(Data items)
= = = = = = =

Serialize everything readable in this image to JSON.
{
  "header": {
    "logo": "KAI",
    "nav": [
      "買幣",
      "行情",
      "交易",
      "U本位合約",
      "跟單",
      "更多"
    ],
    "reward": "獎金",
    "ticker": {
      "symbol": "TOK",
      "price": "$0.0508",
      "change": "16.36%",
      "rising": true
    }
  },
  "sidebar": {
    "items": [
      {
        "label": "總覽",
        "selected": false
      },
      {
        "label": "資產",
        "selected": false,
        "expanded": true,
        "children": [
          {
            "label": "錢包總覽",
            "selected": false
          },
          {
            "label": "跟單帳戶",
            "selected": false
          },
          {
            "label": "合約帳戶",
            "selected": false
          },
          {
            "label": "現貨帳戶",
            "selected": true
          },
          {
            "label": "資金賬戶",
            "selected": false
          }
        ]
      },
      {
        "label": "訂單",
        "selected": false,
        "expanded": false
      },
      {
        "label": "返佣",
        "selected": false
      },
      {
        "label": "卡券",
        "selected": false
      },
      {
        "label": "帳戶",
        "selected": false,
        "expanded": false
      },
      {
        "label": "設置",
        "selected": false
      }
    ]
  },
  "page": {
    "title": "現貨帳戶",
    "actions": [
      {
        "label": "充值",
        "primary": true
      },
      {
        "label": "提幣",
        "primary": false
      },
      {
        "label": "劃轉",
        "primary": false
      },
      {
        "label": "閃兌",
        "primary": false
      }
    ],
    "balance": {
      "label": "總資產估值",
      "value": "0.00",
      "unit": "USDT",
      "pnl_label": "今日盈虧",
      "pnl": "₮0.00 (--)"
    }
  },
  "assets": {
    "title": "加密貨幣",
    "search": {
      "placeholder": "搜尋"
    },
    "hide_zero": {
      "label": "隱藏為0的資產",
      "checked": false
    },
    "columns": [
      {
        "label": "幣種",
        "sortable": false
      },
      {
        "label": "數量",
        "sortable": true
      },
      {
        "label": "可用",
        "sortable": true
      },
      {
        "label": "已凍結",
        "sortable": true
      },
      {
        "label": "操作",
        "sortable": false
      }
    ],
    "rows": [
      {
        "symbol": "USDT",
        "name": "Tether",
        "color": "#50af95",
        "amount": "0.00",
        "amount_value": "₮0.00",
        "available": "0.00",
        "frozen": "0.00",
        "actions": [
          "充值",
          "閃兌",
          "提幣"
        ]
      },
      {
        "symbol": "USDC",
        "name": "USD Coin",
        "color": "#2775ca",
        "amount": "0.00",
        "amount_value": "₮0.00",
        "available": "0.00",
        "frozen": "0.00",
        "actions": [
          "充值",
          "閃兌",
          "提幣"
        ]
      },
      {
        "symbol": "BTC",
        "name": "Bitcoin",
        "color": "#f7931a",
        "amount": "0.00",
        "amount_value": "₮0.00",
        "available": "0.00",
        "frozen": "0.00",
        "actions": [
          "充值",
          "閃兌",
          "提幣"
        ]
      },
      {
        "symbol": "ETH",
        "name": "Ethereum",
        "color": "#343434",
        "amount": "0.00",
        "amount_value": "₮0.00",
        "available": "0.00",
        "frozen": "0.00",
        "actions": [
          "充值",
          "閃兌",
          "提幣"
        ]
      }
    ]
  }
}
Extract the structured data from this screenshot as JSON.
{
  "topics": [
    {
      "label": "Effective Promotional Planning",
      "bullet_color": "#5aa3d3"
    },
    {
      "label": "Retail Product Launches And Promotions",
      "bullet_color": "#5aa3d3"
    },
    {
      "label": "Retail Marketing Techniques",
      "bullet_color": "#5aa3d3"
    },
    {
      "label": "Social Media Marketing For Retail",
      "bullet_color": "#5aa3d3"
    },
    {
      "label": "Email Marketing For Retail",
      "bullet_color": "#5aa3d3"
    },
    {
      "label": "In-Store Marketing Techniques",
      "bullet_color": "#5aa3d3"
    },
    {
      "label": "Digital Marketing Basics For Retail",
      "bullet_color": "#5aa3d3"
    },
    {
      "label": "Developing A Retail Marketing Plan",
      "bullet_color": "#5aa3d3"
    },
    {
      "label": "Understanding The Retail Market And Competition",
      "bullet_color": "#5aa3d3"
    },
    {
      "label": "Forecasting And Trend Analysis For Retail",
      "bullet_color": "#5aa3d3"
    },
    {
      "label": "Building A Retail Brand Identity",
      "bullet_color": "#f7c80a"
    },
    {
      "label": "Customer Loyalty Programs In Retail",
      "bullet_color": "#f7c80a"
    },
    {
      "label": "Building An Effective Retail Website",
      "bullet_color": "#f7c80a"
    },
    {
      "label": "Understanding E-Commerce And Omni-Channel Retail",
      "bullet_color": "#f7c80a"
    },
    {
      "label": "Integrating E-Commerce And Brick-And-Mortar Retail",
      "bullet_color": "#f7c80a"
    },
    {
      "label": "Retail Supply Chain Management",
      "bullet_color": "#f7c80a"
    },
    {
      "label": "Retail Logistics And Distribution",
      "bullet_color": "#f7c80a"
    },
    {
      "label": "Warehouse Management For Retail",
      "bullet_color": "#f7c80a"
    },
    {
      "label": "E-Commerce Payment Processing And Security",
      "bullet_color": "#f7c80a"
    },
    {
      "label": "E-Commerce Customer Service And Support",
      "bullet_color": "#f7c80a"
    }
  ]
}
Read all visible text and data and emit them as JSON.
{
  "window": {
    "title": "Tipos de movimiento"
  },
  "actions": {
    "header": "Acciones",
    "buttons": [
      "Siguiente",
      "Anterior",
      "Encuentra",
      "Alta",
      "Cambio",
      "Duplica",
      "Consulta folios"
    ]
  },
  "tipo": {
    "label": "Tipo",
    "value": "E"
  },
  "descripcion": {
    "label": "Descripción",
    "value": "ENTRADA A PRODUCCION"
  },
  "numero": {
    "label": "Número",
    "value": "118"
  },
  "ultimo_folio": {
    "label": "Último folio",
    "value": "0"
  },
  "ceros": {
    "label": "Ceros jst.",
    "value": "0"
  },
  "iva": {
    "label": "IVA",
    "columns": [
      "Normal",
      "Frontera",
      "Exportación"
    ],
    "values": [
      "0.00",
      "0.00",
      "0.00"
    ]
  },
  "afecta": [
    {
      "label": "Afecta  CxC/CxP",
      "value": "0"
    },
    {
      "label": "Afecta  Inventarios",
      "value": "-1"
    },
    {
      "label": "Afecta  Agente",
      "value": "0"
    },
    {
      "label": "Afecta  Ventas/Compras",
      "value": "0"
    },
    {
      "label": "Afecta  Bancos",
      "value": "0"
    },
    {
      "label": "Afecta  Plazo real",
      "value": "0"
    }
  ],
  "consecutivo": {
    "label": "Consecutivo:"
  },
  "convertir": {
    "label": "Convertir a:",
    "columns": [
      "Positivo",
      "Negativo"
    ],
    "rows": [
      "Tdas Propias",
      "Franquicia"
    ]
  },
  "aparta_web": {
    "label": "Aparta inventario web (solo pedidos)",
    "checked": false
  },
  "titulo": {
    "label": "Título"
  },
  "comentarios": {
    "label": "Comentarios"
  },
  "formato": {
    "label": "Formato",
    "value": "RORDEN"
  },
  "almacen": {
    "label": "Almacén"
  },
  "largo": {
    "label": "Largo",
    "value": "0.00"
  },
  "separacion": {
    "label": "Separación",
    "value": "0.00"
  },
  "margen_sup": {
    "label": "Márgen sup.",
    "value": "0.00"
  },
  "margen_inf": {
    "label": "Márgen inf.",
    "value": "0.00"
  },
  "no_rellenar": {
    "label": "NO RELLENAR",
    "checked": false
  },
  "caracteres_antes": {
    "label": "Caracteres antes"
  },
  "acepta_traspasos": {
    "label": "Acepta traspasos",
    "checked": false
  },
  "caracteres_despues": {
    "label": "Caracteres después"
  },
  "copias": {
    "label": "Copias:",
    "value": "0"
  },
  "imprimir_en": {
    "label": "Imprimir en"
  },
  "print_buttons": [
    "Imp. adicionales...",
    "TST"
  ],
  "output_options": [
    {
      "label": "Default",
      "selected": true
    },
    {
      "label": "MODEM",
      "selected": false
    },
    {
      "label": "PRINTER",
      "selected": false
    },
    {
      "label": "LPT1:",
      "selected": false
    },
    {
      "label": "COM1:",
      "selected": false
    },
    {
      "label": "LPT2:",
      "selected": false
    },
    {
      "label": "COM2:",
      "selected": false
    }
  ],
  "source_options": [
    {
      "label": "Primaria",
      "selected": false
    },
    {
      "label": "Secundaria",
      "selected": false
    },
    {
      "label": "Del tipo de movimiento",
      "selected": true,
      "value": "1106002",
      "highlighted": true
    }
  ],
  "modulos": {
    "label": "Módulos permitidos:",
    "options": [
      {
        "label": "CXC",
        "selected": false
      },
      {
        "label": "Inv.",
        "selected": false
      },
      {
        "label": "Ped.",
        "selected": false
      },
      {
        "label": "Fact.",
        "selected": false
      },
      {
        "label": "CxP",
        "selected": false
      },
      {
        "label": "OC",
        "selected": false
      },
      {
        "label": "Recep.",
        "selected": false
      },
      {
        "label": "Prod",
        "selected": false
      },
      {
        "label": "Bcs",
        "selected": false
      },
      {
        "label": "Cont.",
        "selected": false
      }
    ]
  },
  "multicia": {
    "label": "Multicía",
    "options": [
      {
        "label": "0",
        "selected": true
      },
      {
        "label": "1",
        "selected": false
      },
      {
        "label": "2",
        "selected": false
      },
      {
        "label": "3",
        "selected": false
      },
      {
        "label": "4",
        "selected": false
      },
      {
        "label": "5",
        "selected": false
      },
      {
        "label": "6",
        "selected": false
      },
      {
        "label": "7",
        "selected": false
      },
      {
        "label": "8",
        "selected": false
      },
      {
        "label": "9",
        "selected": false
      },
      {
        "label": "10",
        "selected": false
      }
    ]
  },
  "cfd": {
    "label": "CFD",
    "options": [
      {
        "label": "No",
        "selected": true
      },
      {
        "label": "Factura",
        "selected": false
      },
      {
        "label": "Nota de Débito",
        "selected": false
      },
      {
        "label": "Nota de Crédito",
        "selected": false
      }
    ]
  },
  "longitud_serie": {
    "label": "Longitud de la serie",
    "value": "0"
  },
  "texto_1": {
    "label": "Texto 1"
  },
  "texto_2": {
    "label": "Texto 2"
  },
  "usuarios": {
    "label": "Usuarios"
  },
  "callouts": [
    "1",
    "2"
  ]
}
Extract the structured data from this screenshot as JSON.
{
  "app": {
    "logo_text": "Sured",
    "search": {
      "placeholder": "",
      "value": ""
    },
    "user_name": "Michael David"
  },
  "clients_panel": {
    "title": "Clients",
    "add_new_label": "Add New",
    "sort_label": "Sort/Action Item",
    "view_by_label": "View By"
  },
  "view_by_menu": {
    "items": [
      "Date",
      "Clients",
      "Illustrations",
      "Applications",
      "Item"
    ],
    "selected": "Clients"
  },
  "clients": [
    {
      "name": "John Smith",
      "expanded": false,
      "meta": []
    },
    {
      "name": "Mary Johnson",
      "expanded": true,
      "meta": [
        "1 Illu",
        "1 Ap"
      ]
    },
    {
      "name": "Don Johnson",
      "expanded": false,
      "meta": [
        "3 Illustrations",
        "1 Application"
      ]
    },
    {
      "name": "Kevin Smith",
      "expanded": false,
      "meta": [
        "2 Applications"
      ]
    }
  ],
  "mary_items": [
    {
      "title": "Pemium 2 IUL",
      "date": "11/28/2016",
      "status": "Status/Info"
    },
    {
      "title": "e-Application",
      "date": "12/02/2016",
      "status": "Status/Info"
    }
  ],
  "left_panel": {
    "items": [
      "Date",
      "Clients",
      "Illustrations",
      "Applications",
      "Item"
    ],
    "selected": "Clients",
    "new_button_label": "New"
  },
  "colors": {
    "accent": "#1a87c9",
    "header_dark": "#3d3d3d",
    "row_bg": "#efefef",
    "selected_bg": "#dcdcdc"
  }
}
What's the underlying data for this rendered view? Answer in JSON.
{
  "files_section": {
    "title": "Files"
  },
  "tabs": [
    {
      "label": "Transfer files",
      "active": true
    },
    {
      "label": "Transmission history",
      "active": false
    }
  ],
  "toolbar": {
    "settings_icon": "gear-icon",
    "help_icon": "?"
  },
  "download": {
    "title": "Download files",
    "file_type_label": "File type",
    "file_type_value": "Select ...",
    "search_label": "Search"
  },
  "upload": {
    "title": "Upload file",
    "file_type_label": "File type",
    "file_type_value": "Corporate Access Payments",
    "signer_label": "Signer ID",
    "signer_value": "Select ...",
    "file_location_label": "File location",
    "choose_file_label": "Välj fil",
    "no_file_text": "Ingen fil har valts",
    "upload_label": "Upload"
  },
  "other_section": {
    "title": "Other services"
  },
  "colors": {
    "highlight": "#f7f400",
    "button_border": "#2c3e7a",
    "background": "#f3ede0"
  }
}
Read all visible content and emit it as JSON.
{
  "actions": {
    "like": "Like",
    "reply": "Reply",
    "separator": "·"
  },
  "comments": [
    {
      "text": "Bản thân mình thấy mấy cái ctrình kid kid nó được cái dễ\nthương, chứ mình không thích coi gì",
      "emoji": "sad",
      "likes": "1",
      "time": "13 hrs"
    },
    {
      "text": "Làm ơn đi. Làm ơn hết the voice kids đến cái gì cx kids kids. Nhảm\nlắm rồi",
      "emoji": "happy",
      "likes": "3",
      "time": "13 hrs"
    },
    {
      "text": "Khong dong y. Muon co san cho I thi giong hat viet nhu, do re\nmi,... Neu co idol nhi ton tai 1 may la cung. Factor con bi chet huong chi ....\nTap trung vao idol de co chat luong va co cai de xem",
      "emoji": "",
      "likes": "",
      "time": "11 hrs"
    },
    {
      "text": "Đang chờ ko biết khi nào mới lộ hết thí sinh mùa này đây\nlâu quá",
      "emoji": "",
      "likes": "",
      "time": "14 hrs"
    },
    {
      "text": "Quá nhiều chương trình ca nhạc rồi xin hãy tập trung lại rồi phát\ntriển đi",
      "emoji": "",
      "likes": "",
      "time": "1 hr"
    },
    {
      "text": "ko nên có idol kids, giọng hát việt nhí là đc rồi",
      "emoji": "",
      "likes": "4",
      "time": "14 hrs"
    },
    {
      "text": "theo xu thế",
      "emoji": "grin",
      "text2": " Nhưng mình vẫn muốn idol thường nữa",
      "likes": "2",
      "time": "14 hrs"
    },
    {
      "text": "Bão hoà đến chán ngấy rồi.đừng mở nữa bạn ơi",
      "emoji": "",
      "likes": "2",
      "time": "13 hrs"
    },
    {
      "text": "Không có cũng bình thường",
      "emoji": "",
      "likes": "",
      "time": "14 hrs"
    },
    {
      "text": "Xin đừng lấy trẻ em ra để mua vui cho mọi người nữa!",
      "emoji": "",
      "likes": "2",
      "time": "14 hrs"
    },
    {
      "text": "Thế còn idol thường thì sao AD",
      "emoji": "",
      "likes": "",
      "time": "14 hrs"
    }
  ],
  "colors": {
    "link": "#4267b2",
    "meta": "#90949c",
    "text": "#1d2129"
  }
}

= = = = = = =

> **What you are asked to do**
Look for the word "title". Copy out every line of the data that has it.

> **Written response**
    "title": "現貨帳戶",
    "title": "加密貨幣",
    "title": "Tipos de movimiento"
    "title": "Clients",
      "title": "Pemium 2 IUL",
      "title": "e-Application",
    "title": "Files"
    "title": "Download files",
    "title": "Upload file",
    "title": "Other services"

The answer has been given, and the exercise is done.